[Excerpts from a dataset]
Content starts
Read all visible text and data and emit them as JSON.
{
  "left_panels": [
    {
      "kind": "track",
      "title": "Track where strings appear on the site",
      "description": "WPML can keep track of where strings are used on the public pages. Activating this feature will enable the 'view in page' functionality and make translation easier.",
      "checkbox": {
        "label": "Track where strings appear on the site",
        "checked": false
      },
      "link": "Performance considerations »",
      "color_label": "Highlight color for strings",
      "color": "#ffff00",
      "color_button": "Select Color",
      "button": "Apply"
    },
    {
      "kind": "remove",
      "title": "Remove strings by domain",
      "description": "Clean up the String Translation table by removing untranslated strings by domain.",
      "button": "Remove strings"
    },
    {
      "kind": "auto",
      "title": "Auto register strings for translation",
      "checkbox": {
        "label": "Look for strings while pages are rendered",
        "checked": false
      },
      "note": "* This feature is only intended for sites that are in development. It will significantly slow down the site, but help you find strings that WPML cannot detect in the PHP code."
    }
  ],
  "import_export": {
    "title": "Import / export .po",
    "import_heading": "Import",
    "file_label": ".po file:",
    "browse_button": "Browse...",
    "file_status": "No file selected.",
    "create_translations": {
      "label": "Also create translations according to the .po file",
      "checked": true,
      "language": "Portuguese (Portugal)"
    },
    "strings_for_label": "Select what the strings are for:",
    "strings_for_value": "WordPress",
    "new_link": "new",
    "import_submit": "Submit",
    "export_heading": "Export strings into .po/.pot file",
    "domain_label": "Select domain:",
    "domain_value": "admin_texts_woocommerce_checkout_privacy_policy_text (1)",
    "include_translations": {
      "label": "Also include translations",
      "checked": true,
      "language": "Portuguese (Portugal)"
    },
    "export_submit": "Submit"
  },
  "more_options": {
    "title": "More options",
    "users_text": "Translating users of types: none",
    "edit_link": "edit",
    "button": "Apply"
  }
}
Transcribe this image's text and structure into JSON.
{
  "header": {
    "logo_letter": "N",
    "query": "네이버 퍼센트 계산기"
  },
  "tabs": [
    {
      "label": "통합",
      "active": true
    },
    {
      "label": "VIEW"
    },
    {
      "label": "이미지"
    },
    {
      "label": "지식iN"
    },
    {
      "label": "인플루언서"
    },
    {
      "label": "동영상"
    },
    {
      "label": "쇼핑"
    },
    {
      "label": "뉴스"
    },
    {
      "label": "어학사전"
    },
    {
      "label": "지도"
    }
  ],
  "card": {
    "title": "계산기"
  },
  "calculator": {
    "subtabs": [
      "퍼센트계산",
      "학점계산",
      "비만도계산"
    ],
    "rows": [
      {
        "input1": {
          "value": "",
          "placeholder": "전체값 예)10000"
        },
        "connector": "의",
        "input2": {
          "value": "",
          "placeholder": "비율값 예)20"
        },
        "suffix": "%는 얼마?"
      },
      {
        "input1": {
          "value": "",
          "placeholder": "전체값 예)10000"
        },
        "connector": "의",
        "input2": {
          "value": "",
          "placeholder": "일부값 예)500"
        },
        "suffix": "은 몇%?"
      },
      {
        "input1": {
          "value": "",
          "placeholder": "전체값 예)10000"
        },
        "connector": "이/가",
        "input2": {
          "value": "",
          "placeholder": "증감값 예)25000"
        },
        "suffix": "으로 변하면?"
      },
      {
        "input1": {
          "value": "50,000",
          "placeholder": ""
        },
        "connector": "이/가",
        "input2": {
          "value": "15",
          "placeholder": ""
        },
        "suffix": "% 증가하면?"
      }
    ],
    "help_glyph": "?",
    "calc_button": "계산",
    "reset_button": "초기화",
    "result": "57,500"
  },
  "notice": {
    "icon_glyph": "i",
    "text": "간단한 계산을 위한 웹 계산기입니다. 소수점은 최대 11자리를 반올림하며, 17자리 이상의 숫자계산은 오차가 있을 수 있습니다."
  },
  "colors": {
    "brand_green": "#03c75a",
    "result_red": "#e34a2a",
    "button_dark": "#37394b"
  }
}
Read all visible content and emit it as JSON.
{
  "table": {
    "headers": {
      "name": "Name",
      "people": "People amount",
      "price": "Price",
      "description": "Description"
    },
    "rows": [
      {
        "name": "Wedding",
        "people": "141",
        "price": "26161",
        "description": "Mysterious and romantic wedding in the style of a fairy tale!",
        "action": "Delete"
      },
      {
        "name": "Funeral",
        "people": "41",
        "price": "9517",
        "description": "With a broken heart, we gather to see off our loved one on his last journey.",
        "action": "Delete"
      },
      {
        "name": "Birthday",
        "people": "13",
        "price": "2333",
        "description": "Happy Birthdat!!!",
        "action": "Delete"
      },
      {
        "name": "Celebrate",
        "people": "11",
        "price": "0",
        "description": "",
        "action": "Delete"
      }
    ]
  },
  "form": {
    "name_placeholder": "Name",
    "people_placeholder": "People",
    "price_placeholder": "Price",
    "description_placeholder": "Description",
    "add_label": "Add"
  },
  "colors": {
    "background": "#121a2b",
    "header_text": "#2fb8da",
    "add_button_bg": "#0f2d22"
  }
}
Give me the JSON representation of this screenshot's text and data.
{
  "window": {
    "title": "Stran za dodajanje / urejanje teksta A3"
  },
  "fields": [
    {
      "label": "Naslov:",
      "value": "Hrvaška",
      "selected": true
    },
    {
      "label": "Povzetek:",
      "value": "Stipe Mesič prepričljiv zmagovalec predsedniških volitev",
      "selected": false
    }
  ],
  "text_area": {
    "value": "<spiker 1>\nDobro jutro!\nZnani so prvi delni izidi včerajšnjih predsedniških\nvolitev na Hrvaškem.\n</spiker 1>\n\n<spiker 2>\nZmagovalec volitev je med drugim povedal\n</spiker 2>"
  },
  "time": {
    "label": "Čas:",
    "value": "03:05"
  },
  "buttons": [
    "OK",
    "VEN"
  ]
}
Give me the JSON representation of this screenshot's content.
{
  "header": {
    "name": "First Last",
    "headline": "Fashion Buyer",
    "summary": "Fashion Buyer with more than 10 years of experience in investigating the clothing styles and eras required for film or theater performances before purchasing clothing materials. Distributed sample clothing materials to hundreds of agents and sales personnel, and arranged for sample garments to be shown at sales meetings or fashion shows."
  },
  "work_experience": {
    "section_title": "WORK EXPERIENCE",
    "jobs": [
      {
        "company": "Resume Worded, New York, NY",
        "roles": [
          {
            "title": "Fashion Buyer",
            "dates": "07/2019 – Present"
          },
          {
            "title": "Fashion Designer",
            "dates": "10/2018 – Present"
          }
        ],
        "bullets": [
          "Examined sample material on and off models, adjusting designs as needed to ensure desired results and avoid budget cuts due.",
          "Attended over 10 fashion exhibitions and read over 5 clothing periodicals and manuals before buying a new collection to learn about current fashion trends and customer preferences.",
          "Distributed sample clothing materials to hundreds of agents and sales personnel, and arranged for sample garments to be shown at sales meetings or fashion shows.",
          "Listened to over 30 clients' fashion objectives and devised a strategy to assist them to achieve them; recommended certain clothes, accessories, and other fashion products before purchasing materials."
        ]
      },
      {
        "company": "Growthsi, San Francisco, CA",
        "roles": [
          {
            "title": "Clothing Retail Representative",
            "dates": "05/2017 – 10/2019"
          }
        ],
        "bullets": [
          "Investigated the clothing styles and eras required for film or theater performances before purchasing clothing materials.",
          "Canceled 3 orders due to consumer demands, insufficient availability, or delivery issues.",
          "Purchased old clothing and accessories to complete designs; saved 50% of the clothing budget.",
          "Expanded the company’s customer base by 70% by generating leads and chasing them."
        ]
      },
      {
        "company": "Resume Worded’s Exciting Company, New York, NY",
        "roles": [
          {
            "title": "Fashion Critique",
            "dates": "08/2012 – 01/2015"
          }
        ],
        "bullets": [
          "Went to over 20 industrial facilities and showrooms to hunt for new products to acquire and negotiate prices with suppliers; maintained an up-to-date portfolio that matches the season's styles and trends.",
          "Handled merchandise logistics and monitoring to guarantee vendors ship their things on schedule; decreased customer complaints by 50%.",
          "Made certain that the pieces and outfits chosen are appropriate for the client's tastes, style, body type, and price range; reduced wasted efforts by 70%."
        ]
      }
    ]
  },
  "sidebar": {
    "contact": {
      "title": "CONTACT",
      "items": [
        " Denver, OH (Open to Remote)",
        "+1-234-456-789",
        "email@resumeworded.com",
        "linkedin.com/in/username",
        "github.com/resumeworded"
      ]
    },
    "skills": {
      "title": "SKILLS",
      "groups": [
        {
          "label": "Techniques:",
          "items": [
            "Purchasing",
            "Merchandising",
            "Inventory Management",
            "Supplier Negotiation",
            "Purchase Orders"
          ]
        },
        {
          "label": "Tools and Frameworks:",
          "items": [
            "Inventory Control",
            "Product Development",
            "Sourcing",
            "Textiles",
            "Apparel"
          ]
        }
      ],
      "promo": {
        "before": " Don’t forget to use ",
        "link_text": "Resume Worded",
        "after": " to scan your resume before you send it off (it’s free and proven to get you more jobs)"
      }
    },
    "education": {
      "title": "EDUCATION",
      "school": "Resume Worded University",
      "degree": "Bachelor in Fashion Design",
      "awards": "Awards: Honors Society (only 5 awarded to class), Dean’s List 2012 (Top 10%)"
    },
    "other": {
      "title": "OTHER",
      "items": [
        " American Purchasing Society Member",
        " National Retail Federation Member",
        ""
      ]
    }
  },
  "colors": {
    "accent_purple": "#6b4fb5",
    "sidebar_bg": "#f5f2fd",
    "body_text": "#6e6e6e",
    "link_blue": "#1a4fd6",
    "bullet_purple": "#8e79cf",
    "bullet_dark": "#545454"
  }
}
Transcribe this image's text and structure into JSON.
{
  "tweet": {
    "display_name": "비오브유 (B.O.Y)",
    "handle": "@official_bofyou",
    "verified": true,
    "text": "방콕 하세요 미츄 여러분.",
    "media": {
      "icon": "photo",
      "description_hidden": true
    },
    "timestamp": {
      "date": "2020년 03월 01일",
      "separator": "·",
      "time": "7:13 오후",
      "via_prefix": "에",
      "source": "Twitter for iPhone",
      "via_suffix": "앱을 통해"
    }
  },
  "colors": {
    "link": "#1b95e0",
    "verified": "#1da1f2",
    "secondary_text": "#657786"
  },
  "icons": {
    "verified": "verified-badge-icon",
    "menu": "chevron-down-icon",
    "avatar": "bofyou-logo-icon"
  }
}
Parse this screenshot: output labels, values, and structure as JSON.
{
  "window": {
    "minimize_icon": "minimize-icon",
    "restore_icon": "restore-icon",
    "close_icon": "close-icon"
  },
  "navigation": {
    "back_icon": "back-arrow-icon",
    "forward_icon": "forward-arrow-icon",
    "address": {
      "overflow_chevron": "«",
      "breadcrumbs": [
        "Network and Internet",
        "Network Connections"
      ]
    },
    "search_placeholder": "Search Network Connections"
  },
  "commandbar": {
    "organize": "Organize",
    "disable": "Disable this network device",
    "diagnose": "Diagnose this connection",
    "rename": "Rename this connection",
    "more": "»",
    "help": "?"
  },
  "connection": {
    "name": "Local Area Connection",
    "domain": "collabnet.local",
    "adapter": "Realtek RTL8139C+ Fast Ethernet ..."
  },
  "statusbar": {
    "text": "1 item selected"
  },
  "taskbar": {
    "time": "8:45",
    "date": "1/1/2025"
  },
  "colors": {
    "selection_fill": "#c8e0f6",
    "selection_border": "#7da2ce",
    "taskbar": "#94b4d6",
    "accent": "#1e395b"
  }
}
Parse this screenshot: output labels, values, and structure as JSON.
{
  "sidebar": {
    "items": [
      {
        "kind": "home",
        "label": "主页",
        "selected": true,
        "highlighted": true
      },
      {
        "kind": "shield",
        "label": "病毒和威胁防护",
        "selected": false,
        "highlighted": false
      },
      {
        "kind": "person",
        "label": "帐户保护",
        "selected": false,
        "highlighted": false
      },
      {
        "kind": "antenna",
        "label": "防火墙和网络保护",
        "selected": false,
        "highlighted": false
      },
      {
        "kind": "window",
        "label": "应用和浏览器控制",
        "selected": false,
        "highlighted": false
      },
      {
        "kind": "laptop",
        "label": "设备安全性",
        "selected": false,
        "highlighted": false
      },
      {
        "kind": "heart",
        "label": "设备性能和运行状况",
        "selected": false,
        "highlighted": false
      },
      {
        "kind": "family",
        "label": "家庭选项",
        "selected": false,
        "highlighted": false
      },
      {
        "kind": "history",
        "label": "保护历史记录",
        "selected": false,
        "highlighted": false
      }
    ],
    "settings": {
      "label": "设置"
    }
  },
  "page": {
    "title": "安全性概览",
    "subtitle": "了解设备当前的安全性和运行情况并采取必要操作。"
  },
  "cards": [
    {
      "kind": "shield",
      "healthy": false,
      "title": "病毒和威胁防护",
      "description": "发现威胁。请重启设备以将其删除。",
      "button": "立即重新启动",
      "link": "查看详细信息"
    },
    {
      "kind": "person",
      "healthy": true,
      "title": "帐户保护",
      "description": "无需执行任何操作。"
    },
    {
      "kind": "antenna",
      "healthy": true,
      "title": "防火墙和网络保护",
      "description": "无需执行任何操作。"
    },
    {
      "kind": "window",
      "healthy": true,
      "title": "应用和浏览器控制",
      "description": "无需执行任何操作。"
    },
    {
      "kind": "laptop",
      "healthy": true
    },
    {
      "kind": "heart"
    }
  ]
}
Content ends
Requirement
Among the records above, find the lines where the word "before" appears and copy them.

Expected output
    "summary": "Fashion Buyer with more than 10 years of experience in investigating the clothing styles and eras required for film or theater performances before purchasing clothing materials. Distributed sample clothing materials to hundreds of agents and sales personnel, and arranged for sample garments to be shown at sales meetings or fashion shows."
          "Attended over 10 fashion exhibitions and read over 5 clothing periodicals and manuals before buying a new collection to learn about current fashion trends and customer preferences.",
          "Listened to over 30 clients' fashion objectives and devised a strategy to assist them to achieve them; recommended certain clothes, accessories, and other fashion products before purchasing materials."
          "Investigated the clothing styles and eras required for film or theater performances before purchasing clothing materials.",
        "before": " Don’t forget to use ",
        "after": " to scan your resume before you send it off (it’s free and proven to get you more jobs)"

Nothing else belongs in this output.